Shule and Samaki

Screen-shot-2014-08-22-at-5.11.14-PM.png Shule in Swahili means “school,” and samaki means "fish." You may be wondering what these two words have in common, as we are not planning to send any of our Arrive kids to learn to become sushi chefs…yet. So let me explain the connection - this past month in Kenya has been school break. But like every other school break since when we first rescued these former street children, their break isn’t like other typical Kenyan students'. Arrive hires teachers to come to our childrens home and run morning classes so that the children can get academically caught up quicker.

Astarico attending extra classes, experiencing his first scratch-and-sniff scented sticker. Claire hard at work in the background.

Astarico attending extra classes, experiencing his first scratch-and-sniff scented sticker. Claire hard at work in the background.

This has proven very successful and you don’t even need to look past Astarico to see why. Astarico is 12 years old and his mother is 24; take that fact in for just a second. Astarico’s mom was a street girl herself, and like most young street girls, her only way to survive was to sell her body. Astarico was the unwanted by-product of her business; the baby of a young prostitute who could not afford to raise a child. For that reason, she gave her baby to a friend or member of her extended family (nobody is exactly sure). This Good Samaritan cared for Astarico from his infant stage until he was nine years old. He ate well, went to school, and lived a relatively good life. When he reached nine years old, he was told “You have grown big now and we can’t continue to support you. Sorry, you need to leave.” Astarico was forced back to streets and for three years lived homeless. Then, he was rescued by Arrive and brough home.

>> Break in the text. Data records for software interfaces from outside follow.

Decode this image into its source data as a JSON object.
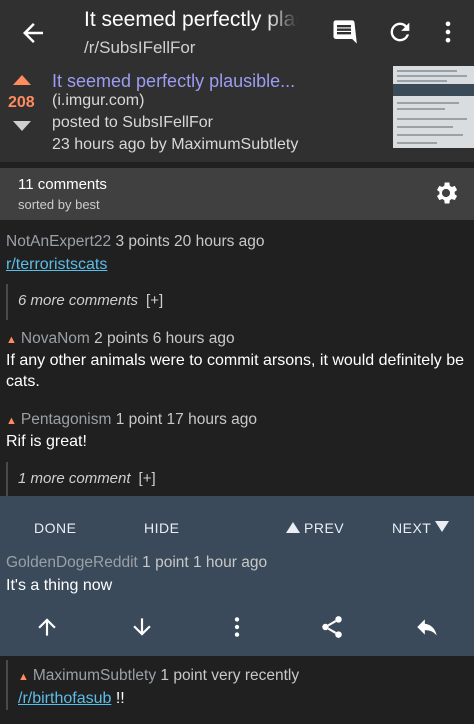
{
  "appbar": {
    "title": "It seemed perfectly plausible...",
    "subreddit": "/r/SubsIFellFor",
    "icons": [
      "back-arrow-icon",
      "comment-icon",
      "refresh-icon",
      "more-vert-icon"
    ]
  },
  "post": {
    "score": "208",
    "title": "It seemed perfectly plausible...",
    "domain": "(i.imgur.com)",
    "subreddit_line": "posted to SubsIFellFor",
    "time_line": "23 hours ago by MaximumSubtlety"
  },
  "comments_header": {
    "count": "11 comments",
    "sort": "sorted by best"
  },
  "comments": [
    {
      "author": "NotAnExpert22",
      "meta": "3 points 20 hours ago",
      "body": "r/terroristscats"
    },
    {
      "more": "6 more comments",
      "plus": "[+]"
    },
    {
      "author": "NovaNom",
      "meta": "2 points 6 hours ago",
      "body": "If any other animals were to commit arsons, it would definitely be cats."
    },
    {
      "author": "Pentagonism",
      "meta": "1 point 17 hours ago",
      "body": "Rif is great!"
    },
    {
      "more": "1 more comment",
      "plus": "[+]"
    },
    {
      "author": "GoldenDogeReddit",
      "meta": "1 point 1 hour ago",
      "body": "It's a thing now"
    },
    {
      "author": "MaximumSubtlety",
      "meta": "1 point very recently",
      "body_link": "/r/birthofasub",
      "body_suffix": " !!"
    }
  ],
  "nav_panel": {
    "done": "DONE",
    "hide": "HIDE",
    "prev": "PREV",
    "next": "NEXT",
    "icons": [
      "arrow-up-icon",
      "arrow-down-icon",
      "more-vert-icon",
      "share-icon",
      "reply-icon"
    ]
  },
  "colors": {
    "appbar": "#303030",
    "background": "#202020",
    "upvote": "#ff8b5e",
    "post_title": "#9c9cf2",
    "link": "#5bbde8",
    "nav_panel": "#3a4a5a"
  }
}
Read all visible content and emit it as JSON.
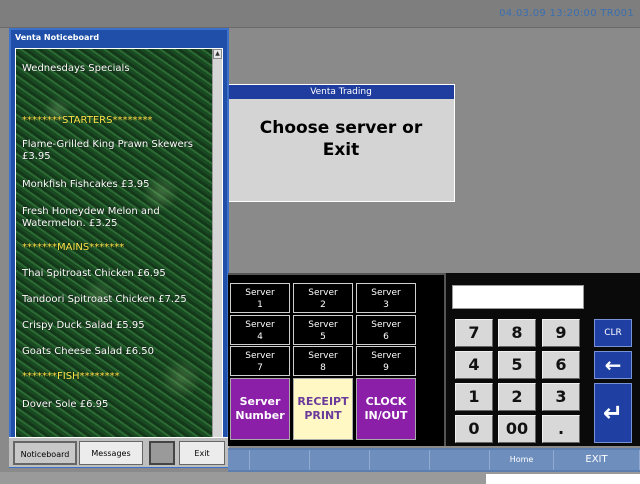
{
  "header": {
    "datetime": "04.03.09  13:20:00  TR001"
  },
  "noticeboard": {
    "title": "Venta Noticeboard",
    "lines": [
      "Wednesdays Specials",
      "********STARTERS********",
      "Flame-Grilled King Prawn Skewers £3.95",
      "Monkfish Fishcakes £3.95",
      "Fresh Honeydew Melon and Watermelon. £3.25",
      "*******MAINS*******",
      "Thai Spitroast Chicken £6.95",
      "Tandoori Spitroast Chicken £7.25",
      "Crispy Duck Salad £5.95",
      "Goats Cheese Salad £6.50",
      "*******FISH********",
      "Dover Sole £6.95"
    ],
    "tabs": {
      "noticeboard": "Noticeboard",
      "messages": "Messages",
      "exit": "Exit"
    }
  },
  "dialog": {
    "title": "Venta Trading",
    "message": "Choose server or Exit"
  },
  "servers": [
    {
      "l1": "Server",
      "l2": "1"
    },
    {
      "l1": "Server",
      "l2": "2"
    },
    {
      "l1": "Server",
      "l2": "3"
    },
    {
      "l1": "Server",
      "l2": "4"
    },
    {
      "l1": "Server",
      "l2": "5"
    },
    {
      "l1": "Server",
      "l2": "6"
    },
    {
      "l1": "Server",
      "l2": "7"
    },
    {
      "l1": "Server",
      "l2": "8"
    },
    {
      "l1": "Server",
      "l2": "9"
    }
  ],
  "actions": {
    "server_number": {
      "l1": "Server",
      "l2": "Number"
    },
    "receipt_print": {
      "l1": "RECEIPT",
      "l2": "PRINT"
    },
    "clock": {
      "l1": "CLOCK",
      "l2": "IN/OUT"
    }
  },
  "numpad": {
    "display": "",
    "keys": [
      "7",
      "8",
      "9",
      "4",
      "5",
      "6",
      "1",
      "2",
      "3",
      "0",
      "00",
      "."
    ],
    "clr": "CLR",
    "back_icon": "←",
    "enter_icon": "↵"
  },
  "statusbar": {
    "home": "Home",
    "exit": "EXIT"
  },
  "colors": {
    "accent_blue": "#1f3fa3",
    "server_number_bg": "#8b1fa8",
    "receipt_bg": "#fff8c4",
    "clock_bg": "#8b1fa8",
    "board_text_yellow": "#ffe94a"
  }
}
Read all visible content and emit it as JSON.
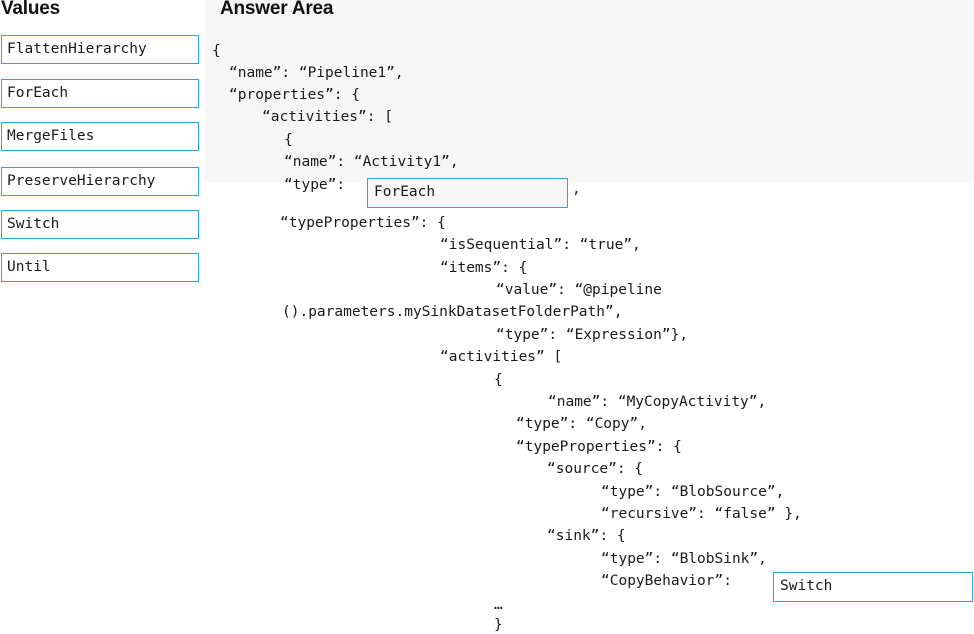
{
  "values_panel": {
    "heading": "Values",
    "options": [
      "FlattenHierarchy",
      "ForEach",
      "MergeFiles",
      "PreserveHierarchy",
      "Switch",
      "Until"
    ]
  },
  "answer_area": {
    "heading": "Answer Area",
    "code_lines": [
      "{",
      "“name”: “Pipeline1”,",
      "“properties”: {",
      "“activities”: [",
      "{",
      "“name”: “Activity1”,",
      "“type”:",
      ",",
      "“typeProperties”: {",
      "“isSequential”: “true”,",
      "“items”: {",
      "“value”: “@pipeline",
      "().parameters.mySinkDatasetFolderPath”,",
      "“type”: “Expression”},",
      "“activities” [",
      "{",
      "“name”: “MyCopyActivity”,",
      "“type”: “Copy”,",
      "“typeProperties”: {",
      "“source”: {",
      "“type”: “BlobSource”,",
      "“recursive”: “false” },",
      "“sink”: {",
      "“type”: “BlobSink”,",
      "“CopyBehavior”:",
      "…",
      "}"
    ],
    "drop_targets": {
      "activity_type": "ForEach",
      "copy_behavior": "Switch"
    }
  }
}
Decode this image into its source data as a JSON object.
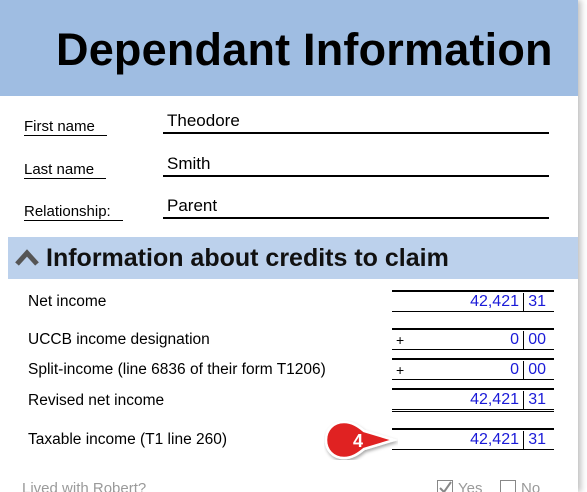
{
  "header": {
    "title": "Dependant Information"
  },
  "fields": [
    {
      "label": "First name",
      "value": "Theodore"
    },
    {
      "label": "Last name",
      "value": "Smith"
    },
    {
      "label": "Relationship:",
      "value": "Parent"
    }
  ],
  "section": {
    "title": "Information about credits to claim",
    "icon": "chevron-up-icon"
  },
  "rows": [
    {
      "label": "Net income",
      "sign": "",
      "dollars": "42,421",
      "cents": "31"
    },
    {
      "label": "UCCB income designation",
      "sign": "+",
      "dollars": "0",
      "cents": "00"
    },
    {
      "label": "Split-income (line 6836 of their form T1206)",
      "sign": "+",
      "dollars": "0",
      "cents": "00"
    },
    {
      "label": "Revised net income",
      "sign": "",
      "dollars": "42,421",
      "cents": "31"
    },
    {
      "label": "Taxable income (T1 line 260)",
      "sign": "",
      "dollars": "42,421",
      "cents": "31"
    }
  ],
  "callout": {
    "number": "4",
    "color": "#e02020"
  },
  "footer": {
    "question": "Lived with Robert?",
    "yes_label": "Yes",
    "no_label": "No",
    "yes_checked": true,
    "no_checked": false
  },
  "colors": {
    "header_bg": "#9fbde2",
    "section_bg": "#bcd1ec",
    "amount_text": "#1a1ad8"
  }
}
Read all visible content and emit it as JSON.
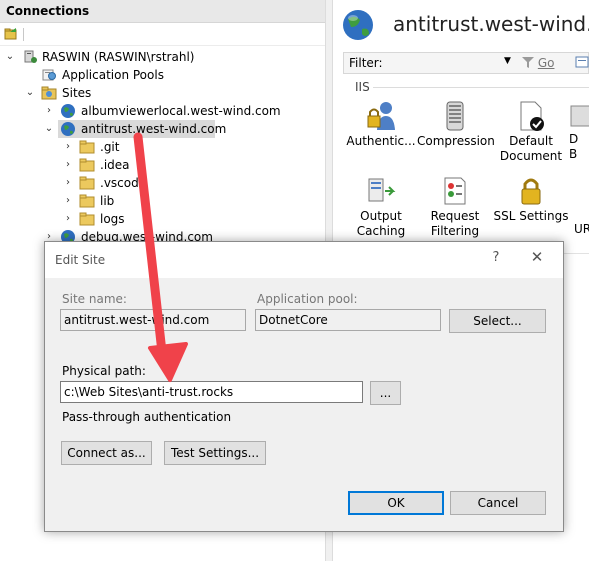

When Astarico started school at Emmanuel Lights Academy he entered third grade. Out of the 17 students, he was academically ranked last – number 17. But he has worked hard, studied every night, and remained focused. Now, a year later and in fourth grade, he is academically ranked second out of those same 17 students. Had it not been for his hard work coupled with Arrive’s extra tuition classes during break, who knows where Astarico would be. And if he was able to improve that vastly in such a short amount of time, who knows what bright future is awaiting for him!

Now, all of the students are back in school and looking forward to a productive third term. During the break, we welcomed two volunteers who came for a very specific cause. Mark and Kevin, both engineering students at the University of Texas, came to aid us in building a fish pond. Our farm supplies us with a plethora of vegetables and fruits, our cows with fresh milk, and our chickens with eggs. To become even more sustainable, General Electric approved the second part of the grant we submitted – the building of a fish pond (the first part of the grant was our very successful Running Water Project). Stocked with tilapia and catfish, the fish will grow to a suitable size to be caught, cooked, and eaten by the kids of our home.

But so many aspects determine the success of a fish pond – hydroponics, aquaponics, oxygenation and flow of water, water level maintenance, vegetation, recycling fish waste as fertilizer, and more; and I don't know the first thing about any of those.  Mark and Kevin helped us tremendously with their knowledge and aided us during the most crucial steps of the construction process. They helped design and cement the pond, install the rainwater collection system, develop the water oxygenation process, and so much more. While they only stayed for a week, our fish will grow bigger and live longer, healthier lives because of the work they accomplished. In the end, the extra protein in our kids' meals will help them to grow big and strong, and everyone likes a bit of variety in their diet.

Caring for the fish will teach the kids about fish farming and how to care for additional livestock - valuable skills that will help them in the future. Even the dirty fish-poop-infested water will be regularly drained through a pipe leading to our shamba (farm) to be used as fertilizer for our vegetables. As you can see, Kevin and Mark's hard work was done before the pond will be filled with water. This stage in the construction process is most essential and that's why we are so grateful for their trip across the globe to help make our fish pond the best in Kenya.

In the next few weeks, GE employees will make the trek from their urban Nairobi offices to this part of rural Kenya to get their hands dirty and help complete the fish pond. It will be an exciting day when we, together, fill the pond with water, vegetation, and our first larger fish. The GE employees will then head back to work in Nairobi, but not long after we will be serving the freshest tilapia this side of Japan.

Stay tuned - in our next blog post I'll post stunning photos and updates of the completed fish pond along with a reunion of a grandmother and her granddaughter that will bring you to tears. Until then, shule and samaki will continue to go hand in hand at the Keumbu Rehema Childrens Home, although I don’t think any of us will be carrying our fish to school any time soon.